Sunday, April 30, 2006

Libraries and the Boy Scouts

About a month ago ALA Direct had one of their polls about libraries cooperating with the Boy Scouts of America, considering their exclusion of agnostics, atheists, and gays. Strangely enough, a bare majority believed libraries still should cooperate with the Boy Scouts. I was in that bare majority voting for continued cooperation. The full results are below.

There are a couple of interesting comments from the anti-Boy Scout voters. My favorite in the typically selfrighteous comment: "If you live in a community where bigotry is normalized, it is possible that library participation with the Boy Scouts of America is appropriate. " Wow! If your bigotry is normalized! I think of all the people ALA and librarians exclude from their discourse almost as a matter of course. I could come up with a list, but pretty much anyone politically to the right of Fidel Castro would be on it. What about an organization that excluded Christians? Would these same selfrighteous librarians object to that? I doubt it.

When I look at the Boy Scouts, I see a fine organization dedicated to teaching boys useful skills and organizing them into healthy and fun activities. Plus they look so cute in those little uniforms! Still, I guess I've never talked to the little 8-year-old atheist homosexuals who feel excluded.

UPDATE: I've finally thought of a good reason Why the ALA Should Support the Boy Scouts.

April 12
Should the Boy Scouts of America’s policy of excluding agnostics, atheists, and gays prohibit libraries from cooperating with the organization in joint programs?
Number of responses.....392

Sample comments:

Positive responses viewed cooperation with an exclusionary organization as contrary to the core values of a public library:

  • “Libraries should make materials and facilities available to the Boy Scouts just as they should to all organizations or individuals. However, libraries should limit their partnerships to organizations that do not adopt policies instituted for the sole purpose of excluding groups of individuals due to sexual orientation, theological stance, or any other trait or belief.”
  • “Libraries need to vote with their $$$ and actions to hold American institutions accountable for views which seek to marginalize certain groups. If we join with these groups we offer legitimacy and support for their views.”
  • “It is in direct contrast to the Fair Practices Ordinance of the Civil Code of Philadelphia and therefore would be totally inappropriate at the Free Library of Philadelphia (where I work). If you live in a community where bigotry is normalized, it is possible that library participation with the Boy Scouts of America is appropriate. It all depends on whether you think libraries should reflect their communities or should aspire to improve their communities.”

Negative responses either gave greater weight to the social good promoted by the BSA or felt that the philosophy of the local troop mattered more than that of the national organization:

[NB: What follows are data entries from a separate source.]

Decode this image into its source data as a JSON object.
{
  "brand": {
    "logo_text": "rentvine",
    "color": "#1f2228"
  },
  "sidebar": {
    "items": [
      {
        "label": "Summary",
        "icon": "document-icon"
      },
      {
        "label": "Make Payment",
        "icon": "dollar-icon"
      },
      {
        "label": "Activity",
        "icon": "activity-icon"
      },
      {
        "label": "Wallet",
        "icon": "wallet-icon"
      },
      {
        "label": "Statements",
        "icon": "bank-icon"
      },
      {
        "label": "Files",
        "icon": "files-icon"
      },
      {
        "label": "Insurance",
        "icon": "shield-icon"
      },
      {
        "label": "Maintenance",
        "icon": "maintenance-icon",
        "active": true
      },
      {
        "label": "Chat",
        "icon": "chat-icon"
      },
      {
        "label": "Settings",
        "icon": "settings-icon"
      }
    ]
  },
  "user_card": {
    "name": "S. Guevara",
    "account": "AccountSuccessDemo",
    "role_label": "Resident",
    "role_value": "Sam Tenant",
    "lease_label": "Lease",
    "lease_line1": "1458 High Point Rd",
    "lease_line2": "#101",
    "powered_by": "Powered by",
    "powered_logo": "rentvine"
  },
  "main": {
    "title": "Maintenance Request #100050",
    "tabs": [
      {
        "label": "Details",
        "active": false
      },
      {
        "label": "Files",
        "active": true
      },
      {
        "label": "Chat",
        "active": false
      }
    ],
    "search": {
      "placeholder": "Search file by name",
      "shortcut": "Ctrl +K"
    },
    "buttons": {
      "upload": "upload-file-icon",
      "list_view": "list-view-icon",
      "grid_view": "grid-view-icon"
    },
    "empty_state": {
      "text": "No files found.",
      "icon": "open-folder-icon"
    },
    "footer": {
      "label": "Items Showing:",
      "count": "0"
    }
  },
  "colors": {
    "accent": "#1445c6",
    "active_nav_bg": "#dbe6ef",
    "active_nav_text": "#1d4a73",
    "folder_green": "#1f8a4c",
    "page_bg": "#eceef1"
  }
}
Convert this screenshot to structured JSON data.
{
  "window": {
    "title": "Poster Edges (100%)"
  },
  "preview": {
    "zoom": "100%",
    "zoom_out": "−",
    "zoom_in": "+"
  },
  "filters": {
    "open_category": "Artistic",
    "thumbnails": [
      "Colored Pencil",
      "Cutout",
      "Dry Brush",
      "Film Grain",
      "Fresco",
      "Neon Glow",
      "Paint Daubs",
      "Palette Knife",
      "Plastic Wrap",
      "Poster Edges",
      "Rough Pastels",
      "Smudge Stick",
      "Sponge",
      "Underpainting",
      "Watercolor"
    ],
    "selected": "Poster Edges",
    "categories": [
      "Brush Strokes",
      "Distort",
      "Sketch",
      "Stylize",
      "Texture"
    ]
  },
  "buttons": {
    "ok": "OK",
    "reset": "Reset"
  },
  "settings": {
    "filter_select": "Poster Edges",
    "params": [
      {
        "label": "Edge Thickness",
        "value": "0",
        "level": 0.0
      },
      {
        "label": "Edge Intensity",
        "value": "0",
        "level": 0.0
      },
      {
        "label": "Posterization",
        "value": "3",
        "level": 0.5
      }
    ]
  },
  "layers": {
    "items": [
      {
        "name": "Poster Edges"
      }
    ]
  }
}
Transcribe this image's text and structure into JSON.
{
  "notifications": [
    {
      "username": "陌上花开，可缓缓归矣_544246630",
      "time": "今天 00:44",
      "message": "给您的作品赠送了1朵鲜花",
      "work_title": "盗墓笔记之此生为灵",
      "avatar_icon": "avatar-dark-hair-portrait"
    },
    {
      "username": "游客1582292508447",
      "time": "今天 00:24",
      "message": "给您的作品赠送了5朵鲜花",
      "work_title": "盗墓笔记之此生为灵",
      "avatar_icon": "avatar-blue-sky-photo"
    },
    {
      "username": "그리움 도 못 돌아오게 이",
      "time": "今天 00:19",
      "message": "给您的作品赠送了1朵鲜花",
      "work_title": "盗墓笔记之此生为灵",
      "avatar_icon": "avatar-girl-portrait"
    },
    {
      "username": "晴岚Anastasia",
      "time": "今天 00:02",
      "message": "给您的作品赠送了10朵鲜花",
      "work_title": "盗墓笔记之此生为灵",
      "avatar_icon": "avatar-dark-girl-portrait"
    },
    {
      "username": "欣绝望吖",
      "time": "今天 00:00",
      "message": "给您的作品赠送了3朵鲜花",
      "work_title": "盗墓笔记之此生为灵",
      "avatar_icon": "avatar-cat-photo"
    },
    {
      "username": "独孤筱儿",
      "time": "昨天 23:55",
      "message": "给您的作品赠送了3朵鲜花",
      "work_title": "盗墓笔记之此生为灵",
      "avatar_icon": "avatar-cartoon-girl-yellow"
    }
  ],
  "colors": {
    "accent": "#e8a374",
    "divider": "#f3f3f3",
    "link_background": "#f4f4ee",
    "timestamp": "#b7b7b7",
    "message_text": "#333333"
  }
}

  • “Even if they have some bigoted attitudes in their policy, the movement is basically a good one for boys to develop leadership and other good values.”
  • “While I disagree with the Boy Scouts’ stance, I believe cutting off cooperative programs would be counterproductive for both organizations.”
  • “I think this should be decided on a case-by-case basis and should depend on whether or not the local group upholds the discriminatory policy or not. Many groups on the local level do oppose this policy. Let’s support them and hope that eventually enough local groups will help overturn the national policy.”

No comments: